One of the most common habits is thumb-sucking. Between a quarter to a half of 2 to 4-year-olds suck their thumbs. Maybe thumbs taste better than other fingers? Seriously, though, it probably first occurs by accident. Babies suck their thumbs in the womb and like other behaviours that can become habits, it’s associated with self-soothing and calming. Often, these habits are used to deal with stress and anxiety in a child, as a sort of a soothing mechanism.
Most habits will go away on their own. But if they continue, they can attract negative attention from peers or even teachers, kids can be subjected to teasing, and sometimes they can cause medical problems. For example, if thumb-sucking continues, it can contribute to malocclusion which is the failure of the teeth in the upper and lower jaws to meet properly, and it can also cause thumb and finger infections. Hair twirling in older children can be associated with hair pulling which can cause significant hair loss. [As an aside, this is a behaviour pattern that can be quite tricky to shift so I’d recommend - particularly if the kids are pulling their hair out - that they see a clinical psychologist who can work with them in a cognitive behaviour therapy program to help the youngster develop good self-control over this pattern.]

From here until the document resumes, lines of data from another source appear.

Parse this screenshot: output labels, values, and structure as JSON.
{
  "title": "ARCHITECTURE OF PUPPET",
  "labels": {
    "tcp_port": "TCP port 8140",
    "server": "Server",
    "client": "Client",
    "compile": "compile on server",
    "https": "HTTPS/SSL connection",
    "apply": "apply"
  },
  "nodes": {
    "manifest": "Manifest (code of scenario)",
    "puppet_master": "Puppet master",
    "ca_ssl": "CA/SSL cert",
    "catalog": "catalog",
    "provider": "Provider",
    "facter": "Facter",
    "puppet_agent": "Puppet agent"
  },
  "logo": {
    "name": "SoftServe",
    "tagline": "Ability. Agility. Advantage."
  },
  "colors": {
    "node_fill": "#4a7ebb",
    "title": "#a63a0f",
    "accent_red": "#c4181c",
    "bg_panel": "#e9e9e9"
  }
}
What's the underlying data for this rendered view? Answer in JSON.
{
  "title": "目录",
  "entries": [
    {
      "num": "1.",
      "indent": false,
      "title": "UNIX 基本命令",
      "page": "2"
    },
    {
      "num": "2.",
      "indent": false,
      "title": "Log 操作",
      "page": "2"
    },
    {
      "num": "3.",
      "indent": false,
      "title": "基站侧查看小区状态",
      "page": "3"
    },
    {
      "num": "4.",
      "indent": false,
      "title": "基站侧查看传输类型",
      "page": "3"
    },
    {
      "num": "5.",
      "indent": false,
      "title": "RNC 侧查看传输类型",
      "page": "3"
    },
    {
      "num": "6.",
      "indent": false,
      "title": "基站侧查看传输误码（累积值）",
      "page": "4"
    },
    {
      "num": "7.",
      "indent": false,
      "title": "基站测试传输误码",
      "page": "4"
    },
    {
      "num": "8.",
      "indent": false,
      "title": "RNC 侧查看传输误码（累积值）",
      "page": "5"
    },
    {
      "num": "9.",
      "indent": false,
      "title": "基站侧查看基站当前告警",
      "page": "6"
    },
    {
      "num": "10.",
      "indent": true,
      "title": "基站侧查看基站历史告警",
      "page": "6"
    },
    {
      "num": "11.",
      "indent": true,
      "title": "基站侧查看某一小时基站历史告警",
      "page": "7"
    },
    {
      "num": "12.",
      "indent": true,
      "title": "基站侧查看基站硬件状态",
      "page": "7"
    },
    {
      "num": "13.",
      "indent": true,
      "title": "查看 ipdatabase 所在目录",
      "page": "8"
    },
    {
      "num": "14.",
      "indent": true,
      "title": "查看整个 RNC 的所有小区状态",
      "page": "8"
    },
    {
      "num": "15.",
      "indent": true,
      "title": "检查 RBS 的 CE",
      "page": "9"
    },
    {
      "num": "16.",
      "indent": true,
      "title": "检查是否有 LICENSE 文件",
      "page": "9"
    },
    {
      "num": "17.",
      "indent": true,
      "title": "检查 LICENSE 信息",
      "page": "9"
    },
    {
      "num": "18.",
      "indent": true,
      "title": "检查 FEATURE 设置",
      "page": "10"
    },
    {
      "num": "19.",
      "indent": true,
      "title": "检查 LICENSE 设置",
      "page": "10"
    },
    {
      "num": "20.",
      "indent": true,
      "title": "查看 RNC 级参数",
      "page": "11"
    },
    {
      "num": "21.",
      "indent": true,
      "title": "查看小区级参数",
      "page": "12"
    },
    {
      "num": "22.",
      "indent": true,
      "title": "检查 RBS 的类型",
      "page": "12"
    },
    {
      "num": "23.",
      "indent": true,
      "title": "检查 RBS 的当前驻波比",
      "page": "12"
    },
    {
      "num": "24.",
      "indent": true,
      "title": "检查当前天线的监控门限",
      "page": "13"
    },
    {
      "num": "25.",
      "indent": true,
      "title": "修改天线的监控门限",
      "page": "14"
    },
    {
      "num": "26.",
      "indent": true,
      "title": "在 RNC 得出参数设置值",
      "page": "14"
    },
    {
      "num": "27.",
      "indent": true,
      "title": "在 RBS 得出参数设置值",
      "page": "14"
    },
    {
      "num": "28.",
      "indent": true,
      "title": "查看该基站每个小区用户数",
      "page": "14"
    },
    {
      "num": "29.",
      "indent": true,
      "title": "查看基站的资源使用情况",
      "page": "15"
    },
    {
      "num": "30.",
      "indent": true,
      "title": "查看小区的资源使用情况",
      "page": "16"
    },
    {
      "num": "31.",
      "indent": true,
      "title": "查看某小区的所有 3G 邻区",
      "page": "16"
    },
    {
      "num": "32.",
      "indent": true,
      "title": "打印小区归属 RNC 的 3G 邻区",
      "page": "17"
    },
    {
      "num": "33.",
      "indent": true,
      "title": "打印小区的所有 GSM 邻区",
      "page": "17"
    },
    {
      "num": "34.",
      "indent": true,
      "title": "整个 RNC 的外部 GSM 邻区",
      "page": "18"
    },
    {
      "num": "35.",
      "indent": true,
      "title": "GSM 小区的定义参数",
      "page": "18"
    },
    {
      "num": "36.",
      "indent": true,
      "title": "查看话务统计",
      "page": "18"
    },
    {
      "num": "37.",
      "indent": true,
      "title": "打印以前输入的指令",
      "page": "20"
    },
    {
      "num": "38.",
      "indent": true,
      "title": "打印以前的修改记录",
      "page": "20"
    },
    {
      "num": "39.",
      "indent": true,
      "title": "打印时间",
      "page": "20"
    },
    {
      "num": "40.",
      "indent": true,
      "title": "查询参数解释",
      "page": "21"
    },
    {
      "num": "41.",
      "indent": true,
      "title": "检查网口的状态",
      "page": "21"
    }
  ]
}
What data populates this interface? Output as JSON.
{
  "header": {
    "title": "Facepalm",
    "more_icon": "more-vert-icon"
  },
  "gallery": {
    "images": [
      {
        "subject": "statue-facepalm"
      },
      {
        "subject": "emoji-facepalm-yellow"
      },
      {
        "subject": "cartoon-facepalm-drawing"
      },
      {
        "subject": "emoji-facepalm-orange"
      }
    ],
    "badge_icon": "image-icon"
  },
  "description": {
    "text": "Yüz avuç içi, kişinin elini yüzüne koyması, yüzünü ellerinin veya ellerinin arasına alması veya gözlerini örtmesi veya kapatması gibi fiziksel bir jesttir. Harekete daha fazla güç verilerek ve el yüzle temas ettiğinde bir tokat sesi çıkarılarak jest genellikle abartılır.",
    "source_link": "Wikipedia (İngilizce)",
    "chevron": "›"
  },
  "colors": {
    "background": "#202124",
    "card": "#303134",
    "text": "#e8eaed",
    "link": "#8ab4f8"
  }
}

Unfortunately, parents faced with bad habits tend to develop patterns of their own, such as constantly saying things like: “Stop putting your hand in your mouth,” in an exasperated way, over and over again. By drawing attention to the behaviour and increasing the child’s anxiety about it, you can make it worse.
These have been some studies where an unpleasant tasting substance is used on the thumbs and fingers as a way of discouraging both nail-biting and thumb-sucking. But you’re not always able to do that – for example, if the child is at school.
To successfully change a bad habit, there are a number of steps, and it may be a lot easier with appropriate parenting support. In a nutshell, you need to stop the constant criticism, get the child onside in seeing the behaviour as a problem to solve, increase awareness and encourage alternative behaviour, and reward the absence of the habitual behaviour. Then you gradually phase out the reward so that the child doesn’t become reward-dependent.
While most bad habits pass with the passage of time, a well-known 1995 survey showed that 91 per cent of adults pick their noses…and 8 per cent of them reported eating what they pick!
Luckily, it’s never too late for learning. One of the great things about the human species is that we can change behaviour throughout our life, providing the context is right and the motivation is there.